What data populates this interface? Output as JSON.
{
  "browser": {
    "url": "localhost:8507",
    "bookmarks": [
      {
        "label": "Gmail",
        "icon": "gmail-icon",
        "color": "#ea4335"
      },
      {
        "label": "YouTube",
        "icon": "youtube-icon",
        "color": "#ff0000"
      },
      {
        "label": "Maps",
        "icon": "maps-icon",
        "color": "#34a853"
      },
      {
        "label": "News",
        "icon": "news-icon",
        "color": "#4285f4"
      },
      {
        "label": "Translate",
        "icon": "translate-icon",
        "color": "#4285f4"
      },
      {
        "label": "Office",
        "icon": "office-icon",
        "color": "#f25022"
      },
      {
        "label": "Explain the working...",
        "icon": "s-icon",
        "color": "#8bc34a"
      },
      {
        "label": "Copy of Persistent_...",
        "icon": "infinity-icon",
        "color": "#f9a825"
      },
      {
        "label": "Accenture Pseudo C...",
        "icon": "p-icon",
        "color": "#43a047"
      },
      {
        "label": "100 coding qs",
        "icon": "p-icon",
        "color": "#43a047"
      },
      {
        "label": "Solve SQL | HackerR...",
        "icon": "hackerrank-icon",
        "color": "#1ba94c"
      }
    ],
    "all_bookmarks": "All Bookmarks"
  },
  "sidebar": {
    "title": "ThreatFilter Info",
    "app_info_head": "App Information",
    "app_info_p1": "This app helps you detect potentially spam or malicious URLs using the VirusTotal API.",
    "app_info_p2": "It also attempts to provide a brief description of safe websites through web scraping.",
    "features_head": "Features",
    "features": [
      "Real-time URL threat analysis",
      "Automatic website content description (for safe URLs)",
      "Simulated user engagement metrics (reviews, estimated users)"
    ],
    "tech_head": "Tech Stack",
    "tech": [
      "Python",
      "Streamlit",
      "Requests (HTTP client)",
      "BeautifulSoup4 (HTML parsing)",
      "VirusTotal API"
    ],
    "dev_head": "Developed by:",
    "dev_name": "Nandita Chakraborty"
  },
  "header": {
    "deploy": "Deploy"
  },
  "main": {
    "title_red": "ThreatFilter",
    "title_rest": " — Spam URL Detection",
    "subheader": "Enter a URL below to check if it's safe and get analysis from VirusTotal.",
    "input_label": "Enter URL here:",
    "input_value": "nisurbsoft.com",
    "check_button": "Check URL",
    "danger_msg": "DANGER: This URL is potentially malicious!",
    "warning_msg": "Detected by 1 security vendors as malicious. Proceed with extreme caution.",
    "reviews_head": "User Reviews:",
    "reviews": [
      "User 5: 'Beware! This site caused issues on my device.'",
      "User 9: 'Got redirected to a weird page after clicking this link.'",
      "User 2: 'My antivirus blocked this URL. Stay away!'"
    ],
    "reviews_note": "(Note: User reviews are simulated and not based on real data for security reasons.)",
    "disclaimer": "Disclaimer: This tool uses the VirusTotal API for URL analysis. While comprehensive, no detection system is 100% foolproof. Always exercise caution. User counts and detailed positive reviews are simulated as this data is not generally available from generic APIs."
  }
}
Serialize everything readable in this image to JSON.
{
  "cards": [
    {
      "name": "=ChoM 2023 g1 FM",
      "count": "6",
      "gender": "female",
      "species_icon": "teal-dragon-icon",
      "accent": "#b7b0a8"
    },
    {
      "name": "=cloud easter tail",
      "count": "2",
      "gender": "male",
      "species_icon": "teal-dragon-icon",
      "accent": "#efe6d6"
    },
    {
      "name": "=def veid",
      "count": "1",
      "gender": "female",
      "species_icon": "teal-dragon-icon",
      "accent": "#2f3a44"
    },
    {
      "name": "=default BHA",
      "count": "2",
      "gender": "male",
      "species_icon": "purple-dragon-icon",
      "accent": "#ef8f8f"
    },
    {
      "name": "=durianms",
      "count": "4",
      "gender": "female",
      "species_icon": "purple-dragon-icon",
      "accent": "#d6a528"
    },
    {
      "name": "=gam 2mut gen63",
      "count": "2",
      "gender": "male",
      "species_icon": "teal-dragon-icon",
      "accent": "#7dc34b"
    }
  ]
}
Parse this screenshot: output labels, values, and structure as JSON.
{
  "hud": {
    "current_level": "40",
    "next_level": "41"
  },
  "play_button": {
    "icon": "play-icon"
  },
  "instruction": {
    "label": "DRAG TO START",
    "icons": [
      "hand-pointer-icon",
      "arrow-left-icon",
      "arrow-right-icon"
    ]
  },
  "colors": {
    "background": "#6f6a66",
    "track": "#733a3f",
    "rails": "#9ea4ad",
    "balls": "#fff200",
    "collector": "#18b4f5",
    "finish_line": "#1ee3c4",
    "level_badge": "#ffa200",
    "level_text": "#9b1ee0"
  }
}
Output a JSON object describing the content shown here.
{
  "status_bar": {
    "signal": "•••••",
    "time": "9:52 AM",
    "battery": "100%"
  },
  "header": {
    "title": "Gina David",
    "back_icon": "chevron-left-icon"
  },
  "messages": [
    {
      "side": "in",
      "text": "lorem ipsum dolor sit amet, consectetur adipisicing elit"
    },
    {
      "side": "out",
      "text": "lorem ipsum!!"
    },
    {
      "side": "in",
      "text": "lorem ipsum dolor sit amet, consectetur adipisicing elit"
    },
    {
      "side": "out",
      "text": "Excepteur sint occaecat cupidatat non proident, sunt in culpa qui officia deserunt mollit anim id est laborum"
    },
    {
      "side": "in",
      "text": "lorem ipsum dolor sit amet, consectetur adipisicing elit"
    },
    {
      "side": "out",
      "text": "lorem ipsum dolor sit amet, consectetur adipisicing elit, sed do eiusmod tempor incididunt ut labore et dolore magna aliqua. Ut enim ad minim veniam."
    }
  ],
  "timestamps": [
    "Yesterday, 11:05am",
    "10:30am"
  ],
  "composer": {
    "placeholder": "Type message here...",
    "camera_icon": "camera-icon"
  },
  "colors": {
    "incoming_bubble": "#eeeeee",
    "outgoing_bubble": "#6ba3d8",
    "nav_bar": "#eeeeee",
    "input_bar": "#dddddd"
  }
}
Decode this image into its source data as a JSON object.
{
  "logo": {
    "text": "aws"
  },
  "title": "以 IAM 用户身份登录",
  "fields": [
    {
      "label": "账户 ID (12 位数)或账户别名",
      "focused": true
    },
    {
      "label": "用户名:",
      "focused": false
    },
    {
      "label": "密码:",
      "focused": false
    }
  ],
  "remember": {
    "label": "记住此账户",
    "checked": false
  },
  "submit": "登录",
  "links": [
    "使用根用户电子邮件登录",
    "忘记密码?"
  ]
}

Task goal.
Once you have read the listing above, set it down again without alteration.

Your solution.
What data populates this interface? Output as JSON.
{
  "browser": {
    "url": "localhost:8507",
    "bookmarks": [
      {
        "label": "Gmail",
        "icon": "gmail-icon",
        "color": "#ea4335"
      },
      {
        "label": "YouTube",
        "icon": "youtube-icon",
        "color": "#ff0000"
      },
      {
        "label": "Maps",
        "icon": "maps-icon",
        "color": "#34a853"
      },
      {
        "label": "News",
        "icon": "news-icon",
        "color": "#4285f4"
      },
      {
        "label": "Translate",
        "icon": "translate-icon",
        "color": "#4285f4"
      },
      {
        "label": "Office",
        "icon": "office-icon",
        "color": "#f25022"
      },
      {
        "label": "Explain the working...",
        "icon": "s-icon",
        "color": "#8bc34a"
      },
      {
        "label": "Copy of Persistent_...",
        "icon": "infinity-icon",
        "color": "#f9a825"
      },
      {
        "label": "Accenture Pseudo C...",
        "icon": "p-icon",
        "color": "#43a047"
      },
      {
        "label": "100 coding qs",
        "icon": "p-icon",
        "color": "#43a047"
      },
      {
        "label": "Solve SQL | HackerR...",
        "icon": "hackerrank-icon",
        "color": "#1ba94c"
      }
    ],
    "all_bookmarks": "All Bookmarks"
  },
  "sidebar": {
    "title": "ThreatFilter Info",
    "app_info_head": "App Information",
    "app_info_p1": "This app helps you detect potentially spam or malicious URLs using the VirusTotal API.",
    "app_info_p2": "It also attempts to provide a brief description of safe websites through web scraping.",
    "features_head": "Features",
    "features": [
      "Real-time URL threat analysis",
      "Automatic website content description (for safe URLs)",
      "Simulated user engagement metrics (reviews, estimated users)"
    ],
    "tech_head": "Tech Stack",
    "tech": [
      "Python",
      "Streamlit",
      "Requests (HTTP client)",
      "BeautifulSoup4 (HTML parsing)",
      "VirusTotal API"
    ],
    "dev_head": "Developed by:",
    "dev_name": "Nandita Chakraborty"
  },
  "header": {
    "deploy": "Deploy"
  },
  "main": {
    "title_red": "ThreatFilter",
    "title_rest": " — Spam URL Detection",
    "subheader": "Enter a URL below to check if it's safe and get analysis from VirusTotal.",
    "input_label": "Enter URL here:",
    "input_value": "nisurbsoft.com",
    "check_button": "Check URL",
    "danger_msg": "DANGER: This URL is potentially malicious!",
    "warning_msg": "Detected by 1 security vendors as malicious. Proceed with extreme caution.",
    "reviews_head": "User Reviews:",
    "reviews": [
      "User 5: 'Beware! This site caused issues on my device.'",
      "User 9: 'Got redirected to a weird page after clicking this link.'",
      "User 2: 'My antivirus blocked this URL. Stay away!'"
    ],
    "reviews_note": "(Note: User reviews are simulated and not based on real data for security reasons.)",
    "disclaimer": "Disclaimer: This tool uses the VirusTotal API for URL analysis. While comprehensive, no detection system is 100% foolproof. Always exercise caution. User counts and detailed positive reviews are simulated as this data is not generally available from generic APIs."
  }
}
Serialize everything readable in this image to JSON.
{
  "cards": [
    {
      "name": "=ChoM 2023 g1 FM",
      "count": "6",
      "gender": "female",
      "species_icon": "teal-dragon-icon",
      "accent": "#b7b0a8"
    },
    {
      "name": "=cloud easter tail",
      "count": "2",
      "gender": "male",
      "species_icon": "teal-dragon-icon",
      "accent": "#efe6d6"
    },
    {
      "name": "=def veid",
      "count": "1",
      "gender": "female",
      "species_icon": "teal-dragon-icon",
      "accent": "#2f3a44"
    },
    {
      "name": "=default BHA",
      "count": "2",
      "gender": "male",
      "species_icon": "purple-dragon-icon",
      "accent": "#ef8f8f"
    },
    {
      "name": "=durianms",
      "count": "4",
      "gender": "female",
      "species_icon": "purple-dragon-icon",
      "accent": "#d6a528"
    },
    {
      "name": "=gam 2mut gen63",
      "count": "2",
      "gender": "male",
      "species_icon": "teal-dragon-icon",
      "accent": "#7dc34b"
    }
  ]
}
Parse this screenshot: output labels, values, and structure as JSON.
{
  "hud": {
    "current_level": "40",
    "next_level": "41"
  },
  "play_button": {
    "icon": "play-icon"
  },
  "instruction": {
    "label": "DRAG TO START",
    "icons": [
      "hand-pointer-icon",
      "arrow-left-icon",
      "arrow-right-icon"
    ]
  },
  "colors": {
    "background": "#6f6a66",
    "track": "#733a3f",
    "rails": "#9ea4ad",
    "balls": "#fff200",
    "collector": "#18b4f5",
    "finish_line": "#1ee3c4",
    "level_badge": "#ffa200",
    "level_text": "#9b1ee0"
  }
}
Output a JSON object describing the content shown here.
{
  "status_bar": {
    "signal": "•••••",
    "time": "9:52 AM",
    "battery": "100%"
  },
  "header": {
    "title": "Gina David",
    "back_icon": "chevron-left-icon"
  },
  "messages": [
    {
      "side": "in",
      "text": "lorem ipsum dolor sit amet, consectetur adipisicing elit"
    },
    {
      "side": "out",
      "text": "lorem ipsum!!"
    },
    {
      "side": "in",
      "text": "lorem ipsum dolor sit amet, consectetur adipisicing elit"
    },
    {
      "side": "out",
      "text": "Excepteur sint occaecat cupidatat non proident, sunt in culpa qui officia deserunt mollit anim id est laborum"
    },
    {
      "side": "in",
      "text": "lorem ipsum dolor sit amet, consectetur adipisicing elit"
    },
    {
      "side": "out",
      "text": "lorem ipsum dolor sit amet, consectetur adipisicing elit, sed do eiusmod tempor incididunt ut labore et dolore magna aliqua. Ut enim ad minim veniam."
    }
  ],
  "timestamps": [
    "Yesterday, 11:05am",
    "10:30am"
  ],
  "composer": {
    "placeholder": "Type message here...",
    "camera_icon": "camera-icon"
  },
  "colors": {
    "incoming_bubble": "#eeeeee",
    "outgoing_bubble": "#6ba3d8",
    "nav_bar": "#eeeeee",
    "input_bar": "#dddddd"
  }
}
Decode this image into its source data as a JSON object.
{
  "logo": {
    "text": "aws"
  },
  "title": "以 IAM 用户身份登录",
  "fields": [
    {
      "label": "账户 ID (12 位数)或账户别名",
      "focused": true
    },
    {
      "label": "用户名:",
      "focused": false
    },
    {
      "label": "密码:",
      "focused": false
    }
  ],
  "remember": {
    "label": "记住此账户",
    "checked": false
  },
  "submit": "登录",
  "links": [
    "使用根用户电子邮件登录",
    "忘记密码?"
  ]
}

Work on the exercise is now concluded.